I look forward to reading Dov Fuchs’s column, “An American in Yerushalayim.” It’s optimistic, it’s upbeat and we see Yerushalayim with an ayin tov. But last week’s column was a disappointment.

Dov focused on his friend’s visit to Yerushalayim in a negative way.

Dov, your friend is a hero!

For every one like him who chooses to come to Eretz Yisrael there are so many heimishe Yidden who don’t come, for whom Yerushalayim is not on their agenda. Yidden who don’t seem to understand or feel the pull to the Holy City. Rather than spend some quality time in Eretz Yisrael — yes, even if they’re in a luxury hotel — they would rather go skiing in Vermont, see the Grand Canyon or spend Pesach in Austria. Don’t underestimate your friend’s accomplishment. He is part of those few American Jews who connect to the city’s kedushah.

The holiness of Yerushalayim isn’t limited to the streets of Meah Shearim. The kedushah of Yerushalayim is strong enough to easily penetrate the walls of a posh hotel. Shabbos in Yerushalayim is the real thing, wherever you are staying.

Nachman Zakon

Dov Fuchs responds:

Dear Rabbi Zakon,
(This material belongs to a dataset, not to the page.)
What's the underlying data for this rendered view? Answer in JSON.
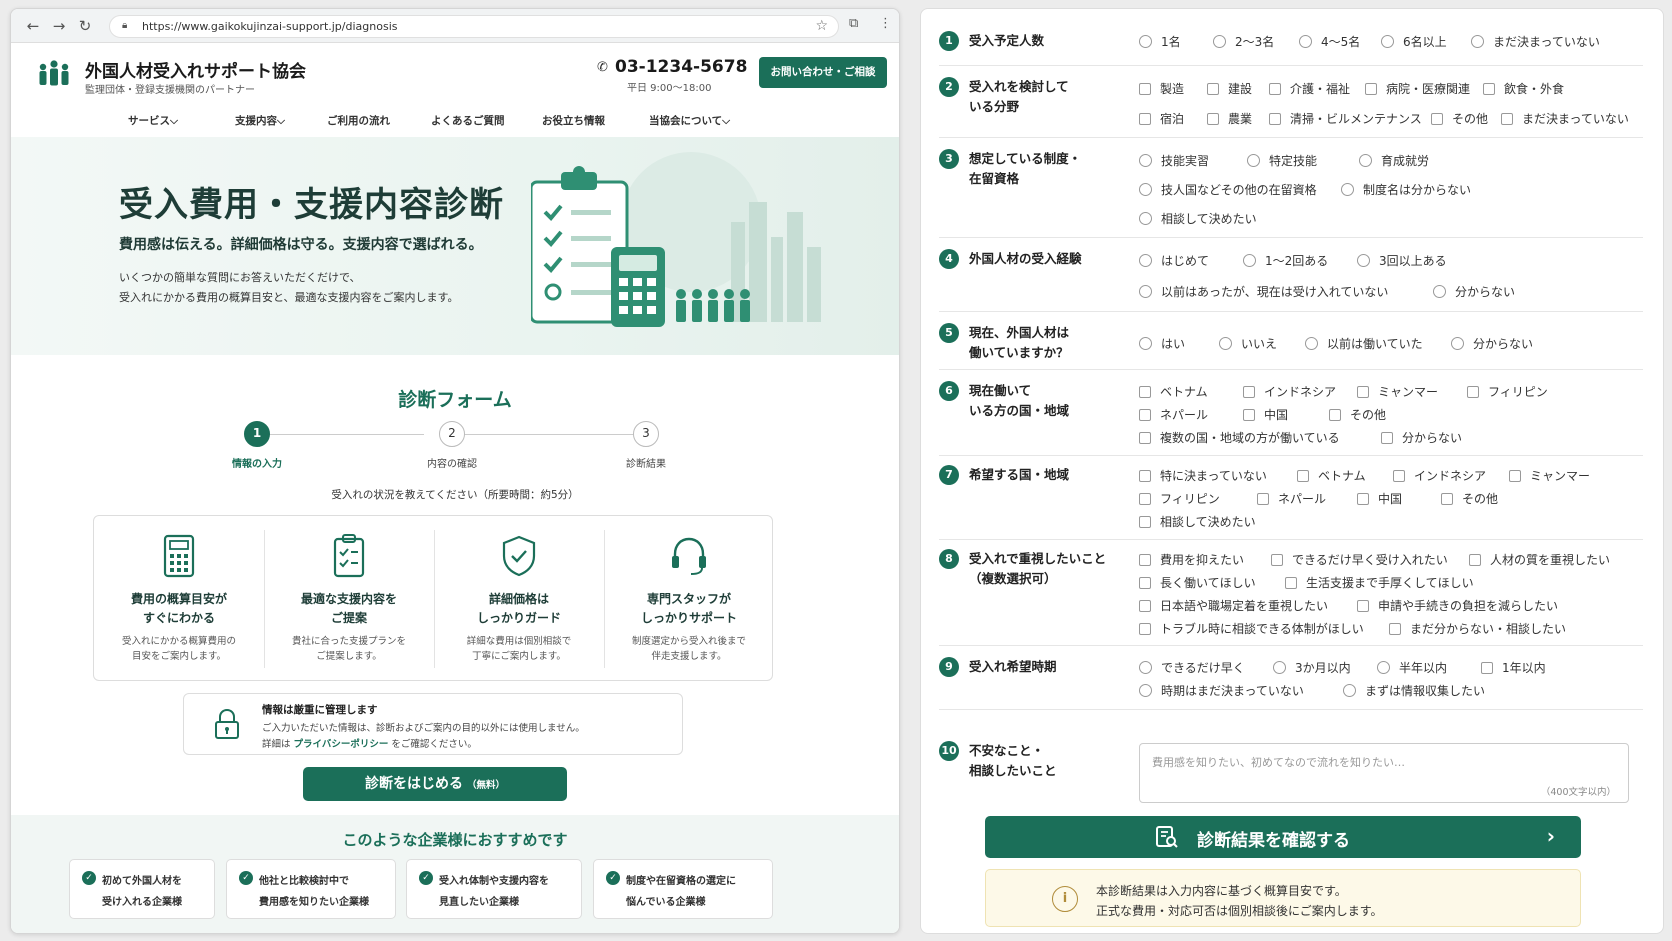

I am honored that you read my articles and appreciate your feedback. As you wrote, people travel all over the world for vacations and anyone who comes to Eretz Yisrael has a wonderful zechus and that should never be played down. My friend (and, really, his wife, who urged him to go) definitely deserves credit. As I wrote: “I commended him for taking time off from work to come to Yerushalayim for chizuk. … It’s not easy leaving it all behind. …” I agree that Yerushalayim holds tremendous kedushah, “enough to penetrate the walls of a posh hotel,” but, unfortunately, there are other walls and barriers that need to be penetrated in order to inspire a person: the walls that we erect around our hearts. Sometimes, being preoccupied with “living it up” prevents the lev from “letting it in.” I felt that my friend was fooling himself (and his wife) by considering his Shabbos in the lap of luxury as a true opportunity to be inspired. His trip was definitely a positive step, but with such an abundance of tangible kedushah available, I think he really missed out.